Sexes Eligible for Study:   All
Accepts Healthy Volunteers:   No
Criteria

Inclusion Criteria:

  • Recent ESUS (between 7 days and 6 months), defined as:
  • Recent ischemic stroke (including transient ischemic attack with positive neuroimaging) visualized by brain imaging that is not lacunar, and
  • Absence of cervical carotid atherosclerotic stenosis> 50% or occlusion, and
  • No atrial fibrillation after ≥ 24-hour cardiac rhythm monitoring, and
  • No intra-cardiac thrombus on either transesophageal or transthoracic echocardiography, and
  • No other specific cause of stroke (for example, arteritis, dissection, migraine/vasospasm, drug abuse)

Exclusion Criteria:

  • Severely disabling stroke (modified Rankin score ≥4)
  • Indication for chronic anticoagulation or antiplatelet therapy
  • Estimated glomerular filtration rate (eGFR) < 30 mL/min/1.73 m^2

Information from the National Library of Medicine

To learn more about this study, you or your doctor may contact the study research staff using the contact information provided by the sponsor.

Please refer to this study by its ClinicalTrials.gov identifier (NCT number): NCT02313909


  Show 454 Study Locations
Sponsors and Collaborators
Bayer
Janssen Research & Development, LLC
Population Health Research Institute
Investigators
Study Director: Bayer Study Director Bayer
  Study Documents (Full-Text)

Documents provided by Bayer:
Statistical Analysis Plan  [PDF] December 20, 2017
Study Protocol  [PDF] November 5, 2015
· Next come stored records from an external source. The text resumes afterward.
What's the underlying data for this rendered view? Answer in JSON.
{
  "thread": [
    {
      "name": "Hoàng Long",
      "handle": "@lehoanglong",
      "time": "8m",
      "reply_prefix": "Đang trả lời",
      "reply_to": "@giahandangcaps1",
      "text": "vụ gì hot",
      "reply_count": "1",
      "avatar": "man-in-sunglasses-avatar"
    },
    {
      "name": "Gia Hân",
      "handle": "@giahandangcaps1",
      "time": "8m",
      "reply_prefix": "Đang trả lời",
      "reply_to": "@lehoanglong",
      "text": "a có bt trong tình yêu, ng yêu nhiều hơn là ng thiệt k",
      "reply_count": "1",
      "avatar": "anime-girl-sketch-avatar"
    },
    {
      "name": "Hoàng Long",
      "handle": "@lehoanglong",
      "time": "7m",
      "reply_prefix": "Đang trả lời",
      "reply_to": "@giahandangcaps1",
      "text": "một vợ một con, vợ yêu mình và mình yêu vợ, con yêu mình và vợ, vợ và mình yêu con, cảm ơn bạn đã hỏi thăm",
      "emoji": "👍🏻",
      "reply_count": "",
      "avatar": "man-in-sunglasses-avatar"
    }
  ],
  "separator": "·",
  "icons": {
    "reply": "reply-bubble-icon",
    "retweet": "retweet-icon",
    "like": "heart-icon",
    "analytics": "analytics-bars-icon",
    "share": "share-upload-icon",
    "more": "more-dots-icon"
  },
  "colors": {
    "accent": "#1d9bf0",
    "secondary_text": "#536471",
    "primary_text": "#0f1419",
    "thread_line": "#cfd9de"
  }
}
Additional Information:
Publications of Results:
Hart RG, Sharma M, Mundl H, Shoamanesh A, Kasner SE, Berkowitz SD, et al. Rivaroxaban for secondary stroke prevention in patients with embolic strokes of undetermined source: Design of the NAVIGATE ESUS randomized trial. European Stroke Journal. 2016; 1(3): 146-154.
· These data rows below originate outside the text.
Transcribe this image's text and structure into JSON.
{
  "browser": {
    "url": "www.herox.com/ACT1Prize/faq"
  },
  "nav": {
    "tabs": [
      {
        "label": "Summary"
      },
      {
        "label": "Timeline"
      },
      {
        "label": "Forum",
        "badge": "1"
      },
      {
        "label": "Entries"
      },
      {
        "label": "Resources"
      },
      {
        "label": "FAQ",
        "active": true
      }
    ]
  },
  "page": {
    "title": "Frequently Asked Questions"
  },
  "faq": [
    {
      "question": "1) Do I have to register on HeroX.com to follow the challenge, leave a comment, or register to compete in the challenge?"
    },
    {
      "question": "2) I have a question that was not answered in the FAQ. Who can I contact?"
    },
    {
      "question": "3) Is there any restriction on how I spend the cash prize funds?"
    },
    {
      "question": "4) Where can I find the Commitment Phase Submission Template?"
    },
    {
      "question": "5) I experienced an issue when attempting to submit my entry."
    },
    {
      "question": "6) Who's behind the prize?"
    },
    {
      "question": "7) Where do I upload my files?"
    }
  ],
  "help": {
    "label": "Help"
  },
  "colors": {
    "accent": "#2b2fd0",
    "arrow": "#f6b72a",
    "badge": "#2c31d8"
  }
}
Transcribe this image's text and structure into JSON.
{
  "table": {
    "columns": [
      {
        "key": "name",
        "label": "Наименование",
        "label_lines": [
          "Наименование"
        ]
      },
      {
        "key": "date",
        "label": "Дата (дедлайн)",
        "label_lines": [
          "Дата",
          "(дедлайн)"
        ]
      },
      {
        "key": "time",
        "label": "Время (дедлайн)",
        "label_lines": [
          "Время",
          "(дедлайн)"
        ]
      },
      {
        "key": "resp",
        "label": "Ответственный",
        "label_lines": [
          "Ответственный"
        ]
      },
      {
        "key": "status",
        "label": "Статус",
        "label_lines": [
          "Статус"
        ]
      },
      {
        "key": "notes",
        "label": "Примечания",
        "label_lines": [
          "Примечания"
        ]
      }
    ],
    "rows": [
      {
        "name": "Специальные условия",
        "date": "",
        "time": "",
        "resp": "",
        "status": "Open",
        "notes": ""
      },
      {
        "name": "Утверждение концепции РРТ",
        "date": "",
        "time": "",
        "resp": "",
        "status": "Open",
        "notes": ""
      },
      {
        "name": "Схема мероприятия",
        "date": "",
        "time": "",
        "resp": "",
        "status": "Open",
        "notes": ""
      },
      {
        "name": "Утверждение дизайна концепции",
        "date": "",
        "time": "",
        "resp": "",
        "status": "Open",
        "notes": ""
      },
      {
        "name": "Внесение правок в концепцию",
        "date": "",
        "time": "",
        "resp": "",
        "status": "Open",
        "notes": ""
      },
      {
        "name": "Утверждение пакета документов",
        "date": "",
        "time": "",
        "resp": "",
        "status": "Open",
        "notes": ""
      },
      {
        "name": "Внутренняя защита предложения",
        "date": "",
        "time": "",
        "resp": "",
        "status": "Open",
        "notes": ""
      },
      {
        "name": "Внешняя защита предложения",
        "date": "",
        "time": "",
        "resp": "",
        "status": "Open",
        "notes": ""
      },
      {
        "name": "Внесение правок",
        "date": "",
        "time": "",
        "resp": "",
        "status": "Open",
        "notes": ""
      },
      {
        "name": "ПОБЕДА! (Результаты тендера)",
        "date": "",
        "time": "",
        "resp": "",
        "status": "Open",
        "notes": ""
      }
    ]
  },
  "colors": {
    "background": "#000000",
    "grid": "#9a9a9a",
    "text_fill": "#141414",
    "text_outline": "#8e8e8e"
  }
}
Responsible Party: Bayer
ClinicalTrials.gov Identifier: NCT02313909     History of Changes
Other Study ID Numbers: 16573
2013-000768-27 ( EudraCT Number )
First Posted: December 10, 2014    Key Record Dates
Results First Posted: January 9, 2019
Last Update Posted: January 9, 2019
Last Verified: December 2018

Studies a U.S. FDA-regulated Drug Product: Yes
Studies a U.S. FDA-regulated Device Product: No
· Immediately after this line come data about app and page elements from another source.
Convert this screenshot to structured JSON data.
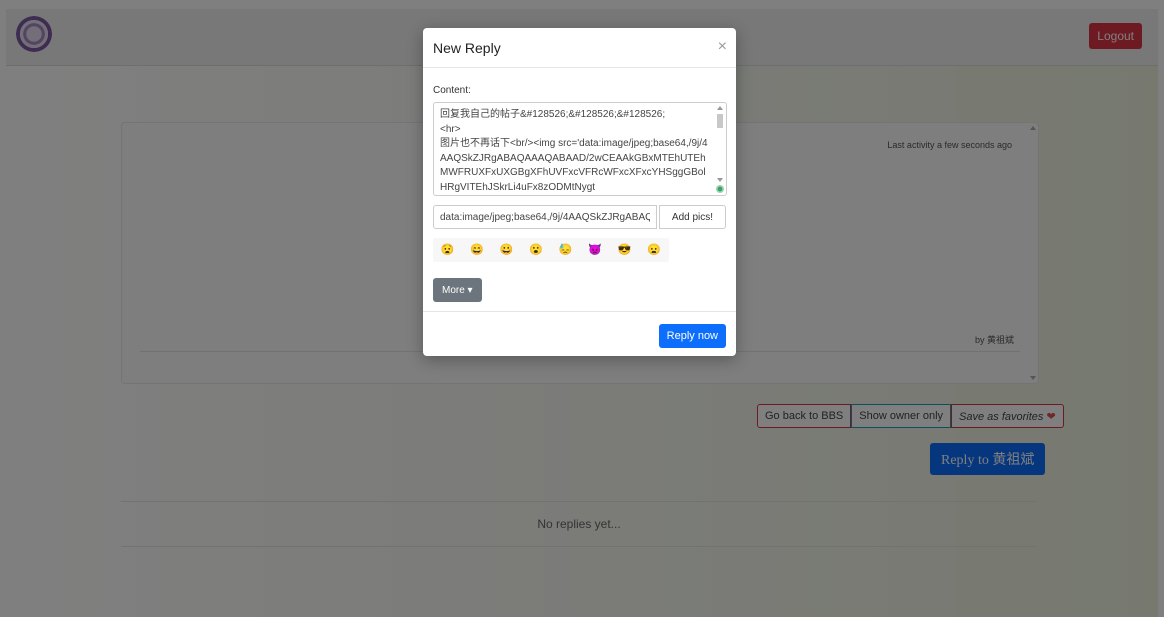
{
  "header": {
    "logout_label": "Logout"
  },
  "post": {
    "activity": "Last activity a few seconds ago",
    "byline": "by 黄祖斌"
  },
  "actions": {
    "back_label": "Go back to BBS",
    "owner_label": "Show owner only",
    "favorites_label": "Save as favorites",
    "reply_to_label": "Reply to 黄祖斌"
  },
  "replies": {
    "empty_text": "No replies yet..."
  },
  "modal": {
    "title": "New Reply",
    "close_symbol": "×",
    "content_label": "Content:",
    "content_value": "回复我自己的帖子&#128526;&#128526;&#128526;\n<hr>\n图片也不再话下<br/><img src='data:image/jpeg;base64,/9j/4AAQSkZJRgABAQAAAQABAAD/2wCEAAkGBxMTEhUTEhMWFRUXFxUXGBgXFhUVFxcVFRcWFxcXFxcYHSggGBolHRgVITEhJSkrLi4uFx8zODMtNygt",
    "pic_input_value": "data:image/jpeg;base64,/9j/4AAQSkZJRgABAQAA",
    "add_pics_label": "Add pics!",
    "emojis": [
      "😧",
      "😄",
      "😀",
      "😮",
      "😓",
      "👿",
      "😎",
      "😦"
    ],
    "more_label": "More ▾",
    "reply_now_label": "Reply now"
  },
  "colors": {
    "primary": "#0d6efd",
    "danger": "#dc3545",
    "secondary": "#6c757d",
    "info": "#17a2b8"
  }
}
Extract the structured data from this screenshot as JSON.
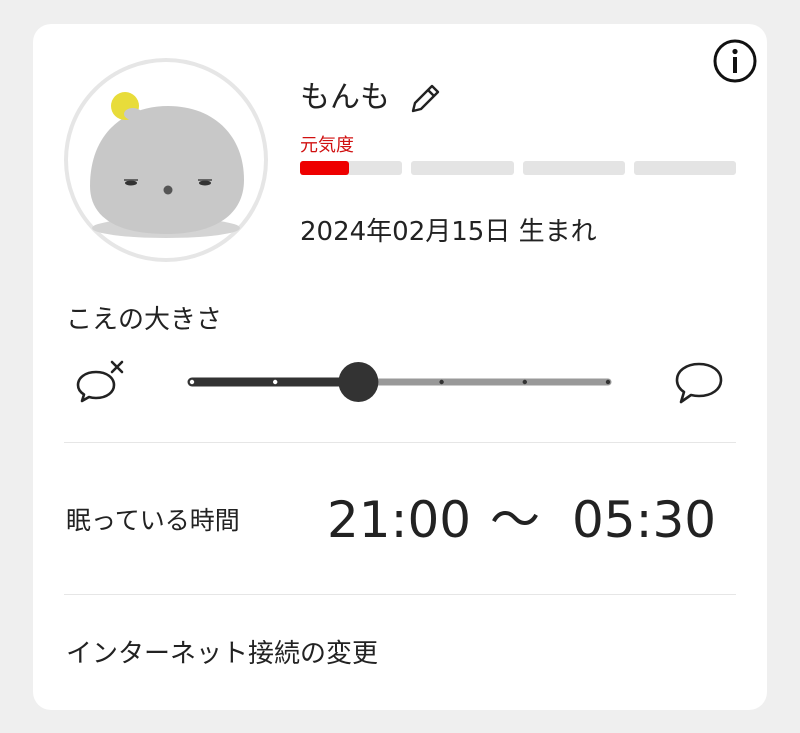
{
  "profile": {
    "name": "もんも",
    "energy_label": "元気度",
    "energy_level": 0.12,
    "energy_segments": 4,
    "birth_text": "2024年02月15日 生まれ"
  },
  "volume": {
    "label": "こえの大きさ",
    "steps": 6,
    "current_step": 2
  },
  "sleep": {
    "label": "眠っている時間",
    "start": "21:00",
    "separator": "～",
    "end": "05:30"
  },
  "network": {
    "label": "インターネット接続の変更"
  },
  "colors": {
    "energy_fill": "#ee0000",
    "energy_label": "#d01010",
    "slider_active": "#333333",
    "slider_inactive": "#999999"
  },
  "icons": {
    "info": "info-icon",
    "edit": "pencil-icon",
    "mute": "speech-bubble-muted-icon",
    "speak": "speech-bubble-icon"
  }
}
Keywords provided by Bayer:
ESUS
Rivaroxaban
Xarelto
Aspirin
Acetylsalicylic acid (ASA)
Oral Anticoagulant
Blood Thinner
Stroke
Ischemic Stroke
Cryptogenic Stroke
Embolic stroke of undetermined source
Transient Ischemic Attack
Thromboembolism
Cerebrovascular Disease

Additional relevant MeSH terms:
Stroke
Embolism
Cerebrovascular Disorders
Brain Diseases
Central Nervous System Diseases
Nervous System Diseases
Vascular Diseases
Cardiovascular Diseases
Embolism and Thrombosis
Aspirin
Rivaroxaban
Anti-Inflammatory Agents, Non-Steroidal
Analgesics, Non-Narcotic
Analgesics
Sensory System Agents
Peripheral Nervous System Agents
Physiological Effects of Drugs
Anti-Inflammatory Agents
Antirheumatic Agents
Fibrinolytic Agents
Fibrin Modulating Agents
Molecular Mechanisms of Pharmacological Action
Platelet Aggregation Inhibitors
Cyclooxygenase Inhibitors
Enzyme Inhibitors
Antipyretics
Factor Xa Inhibitors
Antithrombins
Serine Proteinase Inhibitors
Protease Inhibitors